▸ WHAT YOU ARE ASKED TO DO: Across all the entries below, how many lines mention the string "副業適正チェック"? Respond with a single number.
[ENTRIES SUPPLIED — start]
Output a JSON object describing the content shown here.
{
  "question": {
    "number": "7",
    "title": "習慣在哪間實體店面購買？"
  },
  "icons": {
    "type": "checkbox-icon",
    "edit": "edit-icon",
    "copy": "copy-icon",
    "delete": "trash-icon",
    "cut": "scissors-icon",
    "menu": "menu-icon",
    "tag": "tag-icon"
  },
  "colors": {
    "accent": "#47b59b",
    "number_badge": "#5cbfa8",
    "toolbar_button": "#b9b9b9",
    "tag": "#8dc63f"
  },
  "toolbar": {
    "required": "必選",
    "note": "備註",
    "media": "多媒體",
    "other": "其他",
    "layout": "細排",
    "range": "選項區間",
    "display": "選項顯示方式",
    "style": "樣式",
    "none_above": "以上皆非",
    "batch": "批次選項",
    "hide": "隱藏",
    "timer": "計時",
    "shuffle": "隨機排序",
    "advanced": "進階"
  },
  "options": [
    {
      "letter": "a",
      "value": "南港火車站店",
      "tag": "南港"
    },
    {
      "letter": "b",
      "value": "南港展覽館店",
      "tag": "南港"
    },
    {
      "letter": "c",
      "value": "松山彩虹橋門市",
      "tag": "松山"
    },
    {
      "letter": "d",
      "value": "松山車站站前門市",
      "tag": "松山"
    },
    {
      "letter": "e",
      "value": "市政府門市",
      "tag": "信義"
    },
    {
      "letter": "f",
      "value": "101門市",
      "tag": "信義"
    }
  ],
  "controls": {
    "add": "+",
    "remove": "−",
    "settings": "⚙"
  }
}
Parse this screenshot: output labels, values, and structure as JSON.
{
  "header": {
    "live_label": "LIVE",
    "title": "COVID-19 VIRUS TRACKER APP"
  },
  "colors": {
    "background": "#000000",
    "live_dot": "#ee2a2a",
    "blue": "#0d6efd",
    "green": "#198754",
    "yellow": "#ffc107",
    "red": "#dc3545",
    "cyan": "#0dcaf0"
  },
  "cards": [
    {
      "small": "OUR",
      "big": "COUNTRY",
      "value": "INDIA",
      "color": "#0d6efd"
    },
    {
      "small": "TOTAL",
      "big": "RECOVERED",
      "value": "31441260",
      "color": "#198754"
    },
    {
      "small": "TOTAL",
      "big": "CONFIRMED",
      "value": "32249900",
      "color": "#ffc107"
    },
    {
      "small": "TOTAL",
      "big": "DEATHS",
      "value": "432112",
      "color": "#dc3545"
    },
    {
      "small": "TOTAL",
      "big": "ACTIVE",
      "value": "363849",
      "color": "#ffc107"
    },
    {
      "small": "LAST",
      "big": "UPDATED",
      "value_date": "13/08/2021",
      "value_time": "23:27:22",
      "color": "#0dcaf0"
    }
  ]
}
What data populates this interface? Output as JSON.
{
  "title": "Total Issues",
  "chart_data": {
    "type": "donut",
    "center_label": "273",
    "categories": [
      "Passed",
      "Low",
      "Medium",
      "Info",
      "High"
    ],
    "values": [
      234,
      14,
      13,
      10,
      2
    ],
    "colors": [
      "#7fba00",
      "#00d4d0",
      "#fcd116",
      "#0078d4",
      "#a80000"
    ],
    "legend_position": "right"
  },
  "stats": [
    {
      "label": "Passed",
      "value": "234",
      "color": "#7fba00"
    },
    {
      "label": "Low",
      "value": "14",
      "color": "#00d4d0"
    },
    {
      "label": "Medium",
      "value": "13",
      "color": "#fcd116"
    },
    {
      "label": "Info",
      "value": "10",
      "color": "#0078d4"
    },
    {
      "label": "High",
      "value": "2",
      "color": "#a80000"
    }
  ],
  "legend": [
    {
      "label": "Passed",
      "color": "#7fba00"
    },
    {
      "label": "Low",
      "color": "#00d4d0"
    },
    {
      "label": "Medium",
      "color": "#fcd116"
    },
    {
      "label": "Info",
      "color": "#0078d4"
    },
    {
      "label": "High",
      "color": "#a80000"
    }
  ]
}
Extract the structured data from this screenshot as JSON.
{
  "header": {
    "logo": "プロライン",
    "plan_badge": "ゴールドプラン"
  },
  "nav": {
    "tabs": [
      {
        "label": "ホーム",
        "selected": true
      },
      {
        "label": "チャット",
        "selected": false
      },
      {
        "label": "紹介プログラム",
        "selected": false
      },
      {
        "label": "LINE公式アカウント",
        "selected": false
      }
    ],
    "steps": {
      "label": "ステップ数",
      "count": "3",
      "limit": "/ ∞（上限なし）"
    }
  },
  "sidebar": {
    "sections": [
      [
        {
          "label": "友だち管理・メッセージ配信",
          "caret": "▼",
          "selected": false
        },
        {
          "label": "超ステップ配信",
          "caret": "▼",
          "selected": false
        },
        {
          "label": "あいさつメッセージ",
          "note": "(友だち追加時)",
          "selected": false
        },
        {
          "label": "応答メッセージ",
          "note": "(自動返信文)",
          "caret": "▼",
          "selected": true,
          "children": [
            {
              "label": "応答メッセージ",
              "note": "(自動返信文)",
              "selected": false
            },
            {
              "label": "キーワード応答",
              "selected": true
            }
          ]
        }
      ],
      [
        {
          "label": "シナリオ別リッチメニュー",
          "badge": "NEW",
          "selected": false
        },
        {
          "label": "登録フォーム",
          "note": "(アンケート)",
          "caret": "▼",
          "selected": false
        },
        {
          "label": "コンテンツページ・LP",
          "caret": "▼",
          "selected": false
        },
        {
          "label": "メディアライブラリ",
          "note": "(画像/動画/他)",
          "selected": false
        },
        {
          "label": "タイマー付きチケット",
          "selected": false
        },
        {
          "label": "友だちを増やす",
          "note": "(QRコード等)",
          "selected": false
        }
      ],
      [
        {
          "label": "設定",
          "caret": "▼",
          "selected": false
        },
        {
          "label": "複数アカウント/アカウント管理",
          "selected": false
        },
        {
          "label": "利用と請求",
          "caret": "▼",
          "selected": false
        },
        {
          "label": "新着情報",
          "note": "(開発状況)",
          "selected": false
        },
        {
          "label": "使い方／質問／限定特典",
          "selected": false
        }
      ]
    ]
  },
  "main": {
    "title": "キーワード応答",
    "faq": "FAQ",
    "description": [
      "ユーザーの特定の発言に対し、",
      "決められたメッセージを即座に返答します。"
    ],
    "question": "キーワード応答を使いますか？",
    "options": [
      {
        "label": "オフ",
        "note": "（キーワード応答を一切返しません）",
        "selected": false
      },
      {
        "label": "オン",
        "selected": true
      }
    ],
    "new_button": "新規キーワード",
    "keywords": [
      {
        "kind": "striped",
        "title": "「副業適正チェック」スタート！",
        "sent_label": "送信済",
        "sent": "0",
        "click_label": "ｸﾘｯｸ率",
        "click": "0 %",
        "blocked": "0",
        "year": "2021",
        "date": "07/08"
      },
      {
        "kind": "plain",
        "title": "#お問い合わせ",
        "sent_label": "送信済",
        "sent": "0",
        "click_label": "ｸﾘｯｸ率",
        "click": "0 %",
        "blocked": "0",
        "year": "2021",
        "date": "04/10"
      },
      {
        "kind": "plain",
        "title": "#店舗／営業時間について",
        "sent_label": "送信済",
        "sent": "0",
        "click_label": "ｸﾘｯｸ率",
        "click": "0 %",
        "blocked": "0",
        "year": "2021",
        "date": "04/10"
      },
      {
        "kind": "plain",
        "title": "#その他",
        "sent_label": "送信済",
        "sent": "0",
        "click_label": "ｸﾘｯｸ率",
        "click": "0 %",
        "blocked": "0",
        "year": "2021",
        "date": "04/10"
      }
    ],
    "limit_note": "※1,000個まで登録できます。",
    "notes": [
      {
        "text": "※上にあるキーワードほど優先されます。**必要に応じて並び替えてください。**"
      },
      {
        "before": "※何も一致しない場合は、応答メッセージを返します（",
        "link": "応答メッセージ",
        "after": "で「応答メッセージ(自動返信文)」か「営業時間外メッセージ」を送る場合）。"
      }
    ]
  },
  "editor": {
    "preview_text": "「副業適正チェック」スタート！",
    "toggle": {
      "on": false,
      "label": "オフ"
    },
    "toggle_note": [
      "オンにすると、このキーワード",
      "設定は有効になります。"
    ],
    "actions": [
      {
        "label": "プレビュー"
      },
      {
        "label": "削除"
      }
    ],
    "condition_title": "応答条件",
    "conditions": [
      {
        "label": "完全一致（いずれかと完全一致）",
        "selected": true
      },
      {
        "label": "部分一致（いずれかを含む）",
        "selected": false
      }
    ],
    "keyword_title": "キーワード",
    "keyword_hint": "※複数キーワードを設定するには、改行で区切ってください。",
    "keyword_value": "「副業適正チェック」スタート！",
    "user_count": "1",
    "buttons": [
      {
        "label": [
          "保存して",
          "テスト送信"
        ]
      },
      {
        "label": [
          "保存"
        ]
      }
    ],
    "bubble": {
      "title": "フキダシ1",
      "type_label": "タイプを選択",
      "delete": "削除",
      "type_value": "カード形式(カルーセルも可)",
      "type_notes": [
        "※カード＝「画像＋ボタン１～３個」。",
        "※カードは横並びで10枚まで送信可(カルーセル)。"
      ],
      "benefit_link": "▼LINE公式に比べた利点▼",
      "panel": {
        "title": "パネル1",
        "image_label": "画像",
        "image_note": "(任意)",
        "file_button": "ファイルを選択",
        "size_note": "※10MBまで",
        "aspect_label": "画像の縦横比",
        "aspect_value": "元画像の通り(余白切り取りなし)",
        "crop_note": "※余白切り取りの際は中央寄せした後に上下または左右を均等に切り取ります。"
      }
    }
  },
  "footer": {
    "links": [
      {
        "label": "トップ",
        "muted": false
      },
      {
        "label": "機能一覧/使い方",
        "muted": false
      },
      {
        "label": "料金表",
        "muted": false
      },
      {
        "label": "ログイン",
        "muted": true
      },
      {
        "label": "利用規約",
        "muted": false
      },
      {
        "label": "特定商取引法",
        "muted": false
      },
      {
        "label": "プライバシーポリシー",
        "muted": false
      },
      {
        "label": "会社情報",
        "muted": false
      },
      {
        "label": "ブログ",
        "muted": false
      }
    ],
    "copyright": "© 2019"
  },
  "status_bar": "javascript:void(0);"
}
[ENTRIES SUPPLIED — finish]
▸ RESULT: 3